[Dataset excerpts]
[Start of Attachment]
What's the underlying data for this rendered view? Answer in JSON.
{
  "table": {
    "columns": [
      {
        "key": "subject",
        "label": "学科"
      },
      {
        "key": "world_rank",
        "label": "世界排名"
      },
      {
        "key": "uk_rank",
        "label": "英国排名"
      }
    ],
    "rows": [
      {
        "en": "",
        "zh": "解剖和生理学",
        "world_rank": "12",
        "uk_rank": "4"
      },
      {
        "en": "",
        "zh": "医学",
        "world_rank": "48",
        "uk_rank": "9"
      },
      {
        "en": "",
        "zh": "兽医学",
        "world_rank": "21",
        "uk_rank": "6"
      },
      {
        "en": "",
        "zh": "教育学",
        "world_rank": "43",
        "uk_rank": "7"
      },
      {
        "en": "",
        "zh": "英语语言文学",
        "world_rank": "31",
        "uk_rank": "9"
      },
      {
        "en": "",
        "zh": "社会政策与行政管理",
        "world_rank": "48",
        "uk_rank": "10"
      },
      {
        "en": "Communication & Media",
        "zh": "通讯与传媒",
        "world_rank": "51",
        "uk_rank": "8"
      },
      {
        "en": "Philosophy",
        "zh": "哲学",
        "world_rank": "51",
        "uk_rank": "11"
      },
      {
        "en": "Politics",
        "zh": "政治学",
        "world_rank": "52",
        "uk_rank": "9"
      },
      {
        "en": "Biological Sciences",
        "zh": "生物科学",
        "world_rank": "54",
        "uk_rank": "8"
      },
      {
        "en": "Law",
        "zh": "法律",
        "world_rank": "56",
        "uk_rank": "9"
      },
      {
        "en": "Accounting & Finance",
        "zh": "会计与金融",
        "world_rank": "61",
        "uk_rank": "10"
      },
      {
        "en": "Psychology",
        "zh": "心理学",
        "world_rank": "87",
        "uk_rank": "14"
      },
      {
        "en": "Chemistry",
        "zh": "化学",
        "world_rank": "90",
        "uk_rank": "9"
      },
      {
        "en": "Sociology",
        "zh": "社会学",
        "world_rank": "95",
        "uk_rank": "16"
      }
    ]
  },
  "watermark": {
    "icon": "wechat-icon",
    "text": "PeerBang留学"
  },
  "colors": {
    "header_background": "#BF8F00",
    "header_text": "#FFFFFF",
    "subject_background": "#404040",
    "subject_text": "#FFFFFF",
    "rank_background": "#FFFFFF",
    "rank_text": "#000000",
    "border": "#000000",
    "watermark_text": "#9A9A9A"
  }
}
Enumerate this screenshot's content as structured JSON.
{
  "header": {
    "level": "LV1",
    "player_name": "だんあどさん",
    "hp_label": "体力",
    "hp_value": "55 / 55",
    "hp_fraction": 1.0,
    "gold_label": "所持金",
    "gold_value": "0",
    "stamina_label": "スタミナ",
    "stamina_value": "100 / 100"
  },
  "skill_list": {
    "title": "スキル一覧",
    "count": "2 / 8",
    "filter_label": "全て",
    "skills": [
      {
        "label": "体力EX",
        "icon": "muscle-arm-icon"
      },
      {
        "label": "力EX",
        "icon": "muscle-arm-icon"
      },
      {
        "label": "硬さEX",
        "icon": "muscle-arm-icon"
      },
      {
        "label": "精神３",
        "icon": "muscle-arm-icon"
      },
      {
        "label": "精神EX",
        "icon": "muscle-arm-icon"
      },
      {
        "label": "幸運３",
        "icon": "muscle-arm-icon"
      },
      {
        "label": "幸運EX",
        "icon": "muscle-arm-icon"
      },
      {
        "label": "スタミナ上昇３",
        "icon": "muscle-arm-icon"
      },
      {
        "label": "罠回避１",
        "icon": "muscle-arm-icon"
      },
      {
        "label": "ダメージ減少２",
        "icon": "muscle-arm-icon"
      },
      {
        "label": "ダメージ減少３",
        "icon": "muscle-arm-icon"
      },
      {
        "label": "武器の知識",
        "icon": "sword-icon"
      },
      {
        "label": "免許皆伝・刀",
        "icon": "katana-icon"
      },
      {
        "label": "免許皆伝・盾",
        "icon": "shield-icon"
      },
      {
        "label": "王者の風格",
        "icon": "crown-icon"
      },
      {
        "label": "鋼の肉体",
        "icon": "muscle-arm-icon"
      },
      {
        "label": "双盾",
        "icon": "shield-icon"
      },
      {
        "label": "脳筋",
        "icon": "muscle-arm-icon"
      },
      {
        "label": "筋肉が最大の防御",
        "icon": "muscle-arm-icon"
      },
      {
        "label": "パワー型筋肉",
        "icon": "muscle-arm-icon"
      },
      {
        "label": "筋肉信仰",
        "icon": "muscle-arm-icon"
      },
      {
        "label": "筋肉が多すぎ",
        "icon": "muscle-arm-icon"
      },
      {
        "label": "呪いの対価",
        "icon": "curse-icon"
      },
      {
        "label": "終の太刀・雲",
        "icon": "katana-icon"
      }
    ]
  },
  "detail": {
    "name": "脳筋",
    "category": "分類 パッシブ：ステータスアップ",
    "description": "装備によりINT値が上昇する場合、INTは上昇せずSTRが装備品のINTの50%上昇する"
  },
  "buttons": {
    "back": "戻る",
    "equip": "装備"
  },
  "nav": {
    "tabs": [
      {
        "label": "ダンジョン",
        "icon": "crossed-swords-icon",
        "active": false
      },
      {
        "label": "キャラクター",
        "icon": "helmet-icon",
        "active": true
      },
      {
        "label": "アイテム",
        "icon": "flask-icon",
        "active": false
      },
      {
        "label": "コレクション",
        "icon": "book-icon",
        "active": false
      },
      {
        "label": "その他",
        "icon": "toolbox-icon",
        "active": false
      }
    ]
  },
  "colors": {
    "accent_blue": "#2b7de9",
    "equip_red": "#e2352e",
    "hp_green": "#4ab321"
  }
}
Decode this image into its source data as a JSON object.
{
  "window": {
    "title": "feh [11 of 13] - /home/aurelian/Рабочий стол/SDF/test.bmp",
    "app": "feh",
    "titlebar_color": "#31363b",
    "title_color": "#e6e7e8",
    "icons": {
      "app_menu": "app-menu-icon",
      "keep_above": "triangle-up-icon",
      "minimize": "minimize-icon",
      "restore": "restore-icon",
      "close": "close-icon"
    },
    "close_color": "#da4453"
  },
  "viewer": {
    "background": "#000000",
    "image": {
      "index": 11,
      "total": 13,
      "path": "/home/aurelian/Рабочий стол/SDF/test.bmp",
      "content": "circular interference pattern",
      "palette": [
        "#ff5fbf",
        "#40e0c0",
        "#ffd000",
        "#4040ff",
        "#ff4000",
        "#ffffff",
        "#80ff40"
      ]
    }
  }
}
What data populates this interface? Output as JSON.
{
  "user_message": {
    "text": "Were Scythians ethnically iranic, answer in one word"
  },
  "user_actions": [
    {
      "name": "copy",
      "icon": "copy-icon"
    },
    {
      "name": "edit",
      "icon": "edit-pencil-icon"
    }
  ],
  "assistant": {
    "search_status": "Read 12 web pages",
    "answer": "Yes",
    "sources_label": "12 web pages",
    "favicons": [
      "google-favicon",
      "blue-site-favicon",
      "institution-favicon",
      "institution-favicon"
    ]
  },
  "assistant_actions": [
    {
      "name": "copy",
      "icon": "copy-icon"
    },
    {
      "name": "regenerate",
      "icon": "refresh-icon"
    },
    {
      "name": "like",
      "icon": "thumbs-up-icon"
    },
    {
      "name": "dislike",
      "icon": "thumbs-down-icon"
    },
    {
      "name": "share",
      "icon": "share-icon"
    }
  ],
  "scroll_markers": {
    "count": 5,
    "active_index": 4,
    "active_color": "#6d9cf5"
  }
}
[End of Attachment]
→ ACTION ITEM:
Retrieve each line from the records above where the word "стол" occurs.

→ RESULT:
    "title": "feh [11 of 13] - /home/aurelian/Рабочий стол/SDF/test.bmp",
      "path": "/home/aurelian/Рабочий стол/SDF/test.bmp",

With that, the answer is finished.